**Task statement**
Answer with nothing except the number of lines in the listing that include the word "JSON".

----------

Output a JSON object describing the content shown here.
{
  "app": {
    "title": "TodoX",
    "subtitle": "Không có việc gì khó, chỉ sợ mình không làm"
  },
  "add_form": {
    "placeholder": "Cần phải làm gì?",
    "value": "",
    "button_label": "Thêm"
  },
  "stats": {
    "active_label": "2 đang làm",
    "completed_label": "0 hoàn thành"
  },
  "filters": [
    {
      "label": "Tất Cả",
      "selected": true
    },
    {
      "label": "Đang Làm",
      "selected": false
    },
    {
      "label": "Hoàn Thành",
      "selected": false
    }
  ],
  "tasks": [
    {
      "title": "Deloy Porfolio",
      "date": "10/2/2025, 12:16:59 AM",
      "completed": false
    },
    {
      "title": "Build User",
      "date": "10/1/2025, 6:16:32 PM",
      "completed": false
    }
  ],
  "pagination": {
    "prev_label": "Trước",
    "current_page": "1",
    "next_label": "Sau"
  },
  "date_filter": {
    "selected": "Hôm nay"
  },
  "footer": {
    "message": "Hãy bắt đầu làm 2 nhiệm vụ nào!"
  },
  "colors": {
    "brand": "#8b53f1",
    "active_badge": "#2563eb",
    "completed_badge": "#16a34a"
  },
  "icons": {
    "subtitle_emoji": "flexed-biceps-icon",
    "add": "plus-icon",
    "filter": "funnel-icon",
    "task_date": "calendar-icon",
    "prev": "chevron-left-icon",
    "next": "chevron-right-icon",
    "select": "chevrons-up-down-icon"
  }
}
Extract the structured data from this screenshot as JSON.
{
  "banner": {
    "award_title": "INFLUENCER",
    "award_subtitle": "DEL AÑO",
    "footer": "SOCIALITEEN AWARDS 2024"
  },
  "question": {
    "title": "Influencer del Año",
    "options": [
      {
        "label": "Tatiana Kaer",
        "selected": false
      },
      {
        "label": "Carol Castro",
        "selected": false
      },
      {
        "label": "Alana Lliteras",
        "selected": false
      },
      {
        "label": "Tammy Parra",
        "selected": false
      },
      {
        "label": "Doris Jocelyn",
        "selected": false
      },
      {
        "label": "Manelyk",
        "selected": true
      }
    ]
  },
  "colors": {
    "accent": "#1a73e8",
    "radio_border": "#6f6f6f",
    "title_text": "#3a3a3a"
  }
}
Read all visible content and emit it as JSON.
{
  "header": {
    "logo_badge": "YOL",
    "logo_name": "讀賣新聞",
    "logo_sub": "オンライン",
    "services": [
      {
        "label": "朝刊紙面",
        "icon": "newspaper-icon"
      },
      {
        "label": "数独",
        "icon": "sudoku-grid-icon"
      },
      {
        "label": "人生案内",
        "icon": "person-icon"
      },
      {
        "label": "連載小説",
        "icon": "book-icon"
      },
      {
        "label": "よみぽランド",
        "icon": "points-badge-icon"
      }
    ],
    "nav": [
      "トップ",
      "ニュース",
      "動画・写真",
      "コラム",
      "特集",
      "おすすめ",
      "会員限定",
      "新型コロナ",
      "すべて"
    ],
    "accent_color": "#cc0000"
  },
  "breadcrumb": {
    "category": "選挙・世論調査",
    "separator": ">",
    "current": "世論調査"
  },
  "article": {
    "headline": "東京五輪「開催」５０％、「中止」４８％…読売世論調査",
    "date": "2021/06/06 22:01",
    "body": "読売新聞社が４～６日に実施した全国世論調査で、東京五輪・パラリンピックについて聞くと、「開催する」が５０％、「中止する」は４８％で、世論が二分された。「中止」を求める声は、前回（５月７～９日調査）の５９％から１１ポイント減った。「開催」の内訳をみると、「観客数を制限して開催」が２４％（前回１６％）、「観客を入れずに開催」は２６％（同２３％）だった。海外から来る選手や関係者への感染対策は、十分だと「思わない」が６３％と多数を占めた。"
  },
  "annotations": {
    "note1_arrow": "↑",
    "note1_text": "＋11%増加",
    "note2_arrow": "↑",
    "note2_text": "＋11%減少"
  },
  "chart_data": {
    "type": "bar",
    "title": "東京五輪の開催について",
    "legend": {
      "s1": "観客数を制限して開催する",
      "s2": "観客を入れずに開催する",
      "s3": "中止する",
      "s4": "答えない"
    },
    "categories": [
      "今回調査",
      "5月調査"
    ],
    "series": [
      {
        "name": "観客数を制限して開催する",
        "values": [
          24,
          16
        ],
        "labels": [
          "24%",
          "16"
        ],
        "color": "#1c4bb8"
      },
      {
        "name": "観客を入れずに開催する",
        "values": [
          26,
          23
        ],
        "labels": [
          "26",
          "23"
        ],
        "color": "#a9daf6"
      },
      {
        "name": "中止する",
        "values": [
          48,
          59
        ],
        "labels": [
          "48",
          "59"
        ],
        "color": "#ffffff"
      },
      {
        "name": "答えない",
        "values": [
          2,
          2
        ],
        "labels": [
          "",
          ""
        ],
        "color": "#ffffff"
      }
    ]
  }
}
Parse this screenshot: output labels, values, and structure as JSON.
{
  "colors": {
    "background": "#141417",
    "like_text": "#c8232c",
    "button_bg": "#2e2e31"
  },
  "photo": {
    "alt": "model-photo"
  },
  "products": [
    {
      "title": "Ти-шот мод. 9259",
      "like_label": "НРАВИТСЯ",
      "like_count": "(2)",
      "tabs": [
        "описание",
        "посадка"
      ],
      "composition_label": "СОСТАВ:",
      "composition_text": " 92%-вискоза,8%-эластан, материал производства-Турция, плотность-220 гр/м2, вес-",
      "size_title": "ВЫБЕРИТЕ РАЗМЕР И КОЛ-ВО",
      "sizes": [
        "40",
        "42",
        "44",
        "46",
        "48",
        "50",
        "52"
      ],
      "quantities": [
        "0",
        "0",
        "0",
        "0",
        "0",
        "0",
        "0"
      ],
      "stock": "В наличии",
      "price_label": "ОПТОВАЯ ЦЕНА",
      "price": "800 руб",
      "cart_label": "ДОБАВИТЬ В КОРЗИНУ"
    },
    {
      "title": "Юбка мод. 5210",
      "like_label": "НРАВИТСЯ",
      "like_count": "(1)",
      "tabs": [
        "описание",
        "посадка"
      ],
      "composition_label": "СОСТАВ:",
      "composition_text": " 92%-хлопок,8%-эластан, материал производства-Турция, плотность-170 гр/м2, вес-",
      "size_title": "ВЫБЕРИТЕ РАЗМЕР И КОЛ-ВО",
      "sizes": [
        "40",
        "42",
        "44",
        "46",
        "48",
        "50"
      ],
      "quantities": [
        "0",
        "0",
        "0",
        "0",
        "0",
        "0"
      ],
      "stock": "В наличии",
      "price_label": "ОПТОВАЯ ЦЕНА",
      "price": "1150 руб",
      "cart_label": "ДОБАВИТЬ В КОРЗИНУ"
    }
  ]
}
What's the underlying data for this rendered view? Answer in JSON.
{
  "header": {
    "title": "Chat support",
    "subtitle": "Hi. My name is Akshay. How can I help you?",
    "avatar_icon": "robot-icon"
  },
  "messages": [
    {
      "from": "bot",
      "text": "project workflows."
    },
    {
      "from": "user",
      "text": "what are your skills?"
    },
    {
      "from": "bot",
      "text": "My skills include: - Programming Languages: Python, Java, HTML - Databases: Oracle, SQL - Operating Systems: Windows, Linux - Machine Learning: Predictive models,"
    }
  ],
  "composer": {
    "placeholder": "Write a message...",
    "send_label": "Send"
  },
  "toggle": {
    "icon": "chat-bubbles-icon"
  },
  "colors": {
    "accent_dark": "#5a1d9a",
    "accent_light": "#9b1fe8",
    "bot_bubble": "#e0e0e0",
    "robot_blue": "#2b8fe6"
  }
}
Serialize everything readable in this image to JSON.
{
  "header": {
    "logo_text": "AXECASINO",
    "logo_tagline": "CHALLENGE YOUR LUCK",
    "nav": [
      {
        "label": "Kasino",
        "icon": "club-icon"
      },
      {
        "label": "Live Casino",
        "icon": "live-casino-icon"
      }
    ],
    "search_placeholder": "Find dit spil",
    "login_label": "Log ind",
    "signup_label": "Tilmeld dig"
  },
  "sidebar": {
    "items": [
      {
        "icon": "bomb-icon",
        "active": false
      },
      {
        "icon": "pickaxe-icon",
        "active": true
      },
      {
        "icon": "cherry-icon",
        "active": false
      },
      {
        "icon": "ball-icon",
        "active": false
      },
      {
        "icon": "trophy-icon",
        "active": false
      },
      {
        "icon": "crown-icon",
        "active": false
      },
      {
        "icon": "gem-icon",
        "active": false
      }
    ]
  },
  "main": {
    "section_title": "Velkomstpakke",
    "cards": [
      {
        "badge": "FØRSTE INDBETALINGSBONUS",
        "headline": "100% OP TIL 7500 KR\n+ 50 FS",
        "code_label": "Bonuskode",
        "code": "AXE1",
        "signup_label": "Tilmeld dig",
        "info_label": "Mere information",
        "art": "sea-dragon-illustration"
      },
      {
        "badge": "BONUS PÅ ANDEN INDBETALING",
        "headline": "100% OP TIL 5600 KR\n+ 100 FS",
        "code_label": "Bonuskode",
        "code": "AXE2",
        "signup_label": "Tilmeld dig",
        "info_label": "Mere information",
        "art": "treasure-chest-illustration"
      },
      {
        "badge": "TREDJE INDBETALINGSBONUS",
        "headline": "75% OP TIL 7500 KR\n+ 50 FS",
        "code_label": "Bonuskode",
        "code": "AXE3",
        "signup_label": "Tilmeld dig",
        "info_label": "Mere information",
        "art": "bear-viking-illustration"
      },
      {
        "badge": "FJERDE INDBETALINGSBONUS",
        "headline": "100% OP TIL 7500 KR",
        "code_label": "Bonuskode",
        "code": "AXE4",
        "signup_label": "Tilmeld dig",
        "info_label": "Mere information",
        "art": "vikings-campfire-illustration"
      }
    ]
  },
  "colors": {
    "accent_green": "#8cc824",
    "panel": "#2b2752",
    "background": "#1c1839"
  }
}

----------

**Task response**
6